Riverhead’s Sarah McGrath Talks About Liz Moore’s “Riveting and Moving” NYT Bestselling Novel

LONG BRIGHT RIVER by Liz Moore, published by Riverhead Books last month, was an instant New York Times bestseller and has received rave reviews that called the book “powerful” (Wall Street Journal), “outstanding” (Associated Press), “electrifying” (O, The Oprah Magazine), and “genre-defying” (People).

At the heart of LONG BRIGHT RIVER are two sisters who occupy the exact same Philadelphia neighborhood, but lead drastically different lives: one is a police officer, while the other suffers from heroin addiction and lives on the streets. Once inseparable, they haven’t spoken for years, but when women start being murdered in the area and one sister goes missing, the other must risk everything to figure out what happened and to save her sister.

LONG BRIGHT RIVER was chosen as the inaugural book for the new New York Times Book Review’sGroup Text” Book Club column, saying “[Moore’s] careful balance of the hard-bitten with the heartfelt is what elevates Long Bright River from entertaining page-turner to a book that makes you want to call someone you love.” It was also chosen as Good Morning America’s January book club pick. After announcing the selection, GMA filmed a beautiful interview with Liz. To watch the segment, click here.

In this Three Questions for an Editor interview, Sarah McGrath, VP & Editor in Chief, Riverhead Books, talks about her initial impressions of the book in manuscript form, working with the author during the editorial process, and what readers she feels will enjoy this novel.

What were your first impressions when reading the manuscript of LONG BRIGHT RIVER?

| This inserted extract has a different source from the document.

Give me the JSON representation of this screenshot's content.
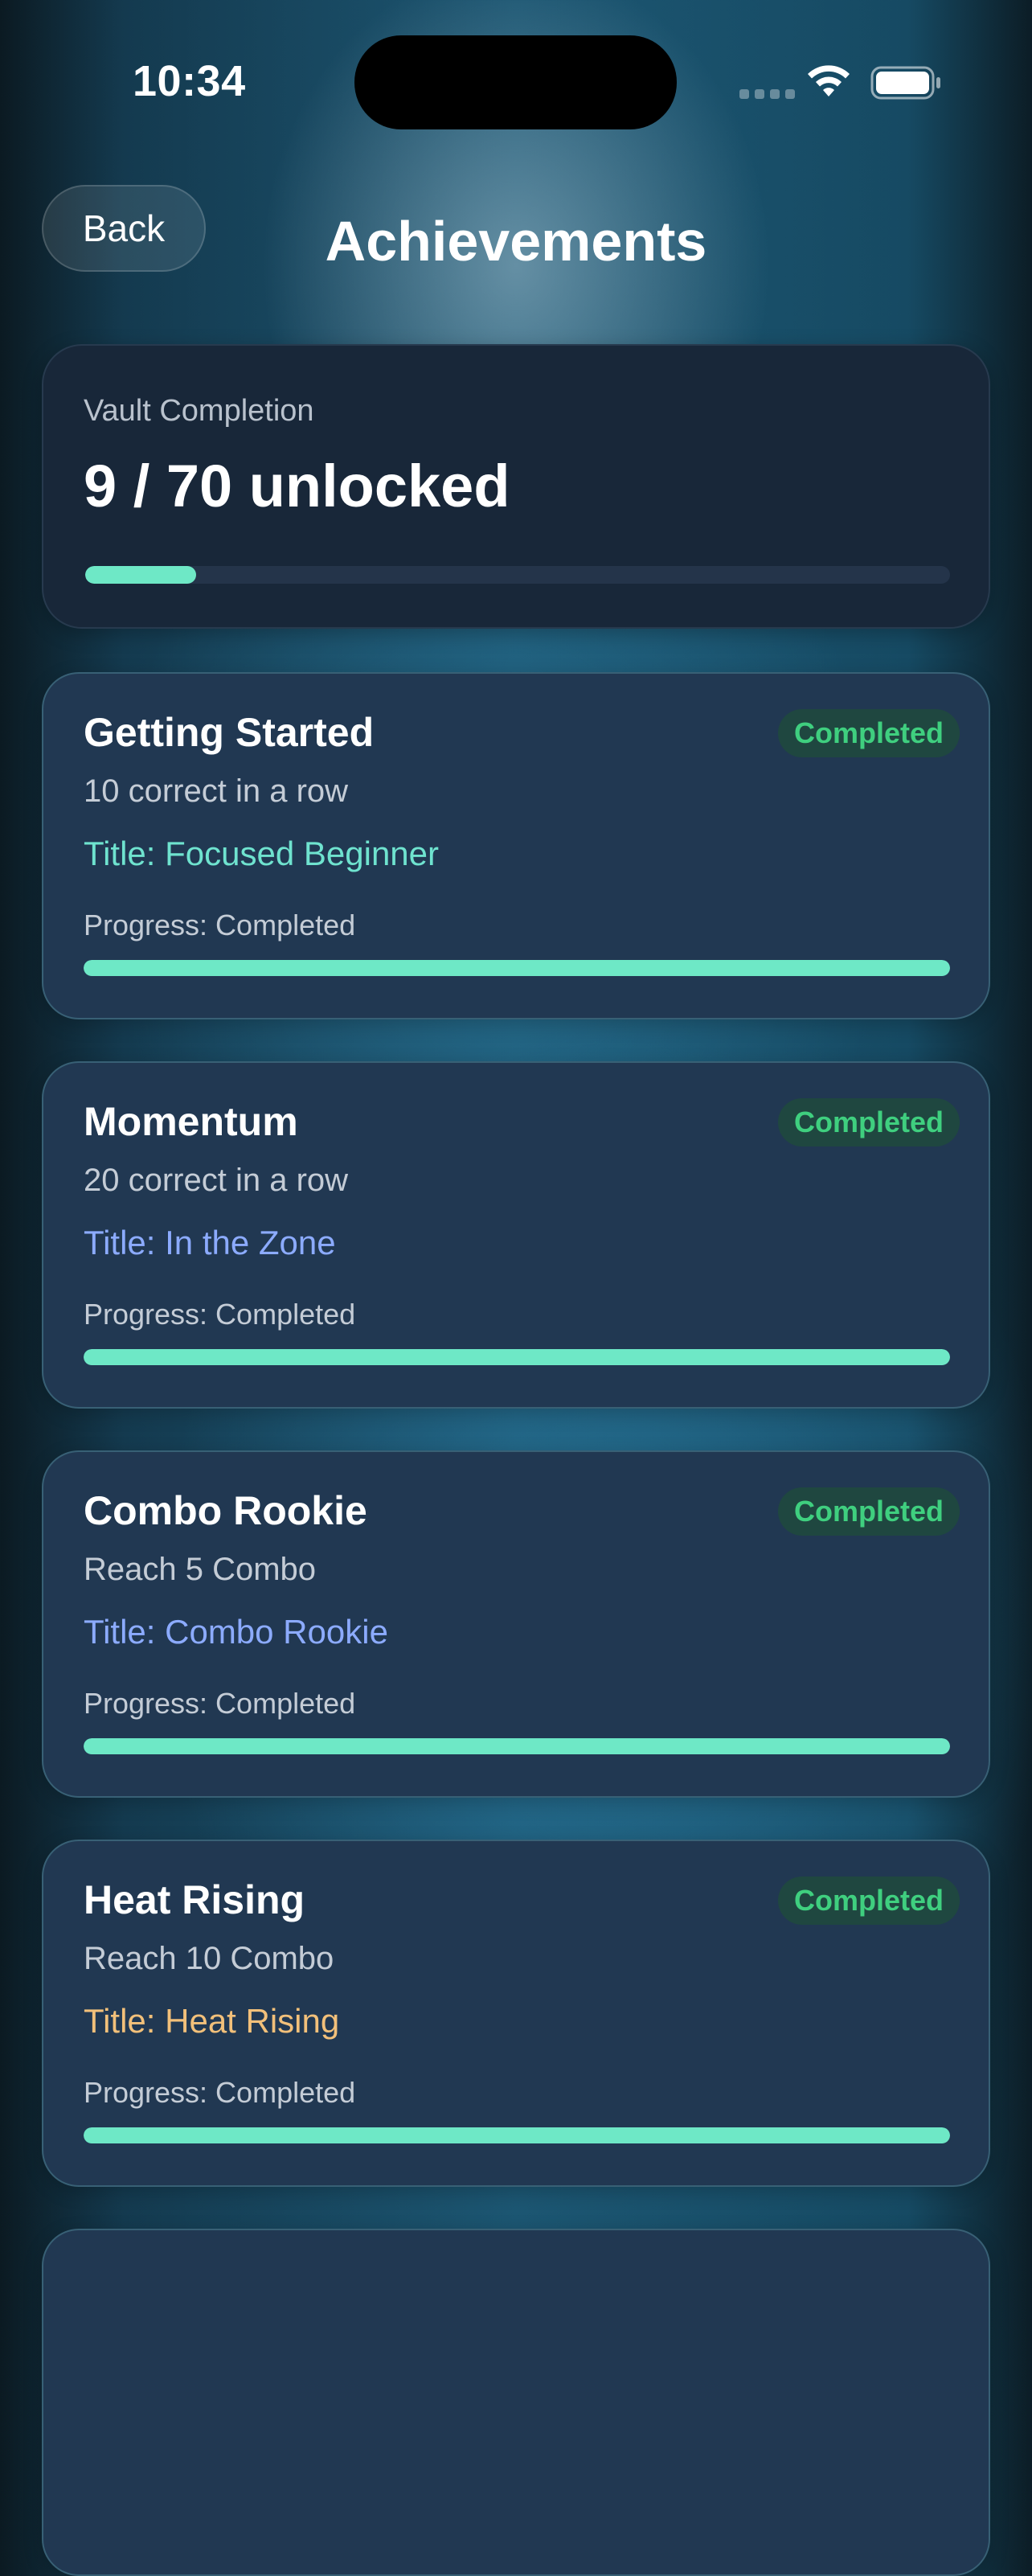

LONG BRIGHT RIVER is the perfect literary page-turner. It’s a brilliantly plotted crime novel, yes, but equally powerful and crucial to the story is its emotional heart: the family drama set against the opioid epidemic. It’s both riveting and moving, with a deep pleasure that comes from the tautness of the plot, the intelligence of the narrative, and the humanity Moore brings to her characters.

What was the editing process like with Liz and how did you balance the strong powerful writing with the more commercial arena of crime fiction and police procedural?

Liz has had a lot of prior success with more traditional literary fiction. While the plot of LONG BRIGHT RIVER reaches more clearly into the thriller or police procedural category, her writing is just as clear and agile and affecting as ever, and that’s one of the things I fell in love with as a reader. The balance was there organically.

Who do you think will enjoy reading this book and why?

To me the readership spans at least 3 categories. It’s for readers of riveting family dramas – readers of Celeste Ng or Mary Beth Keane. It’s for readers of thrillers and police procedurals, especially those with a domestic focus and a powerful sense of place – readers of Tana French or Dennis Lehane or Paula Hawkins. And it’s for readers moved by a compassionate look at a difficult contemporary issues – readers of Beth Macy’s Dopesick, for instance. Many fans and reviewers have said that it’s a genre-defying book for anyone who wants to be reminded how much their family matters to them. Does it sound like I’m saying it’s a book for everyone? Maybe it is.


Posted: February 4, 2020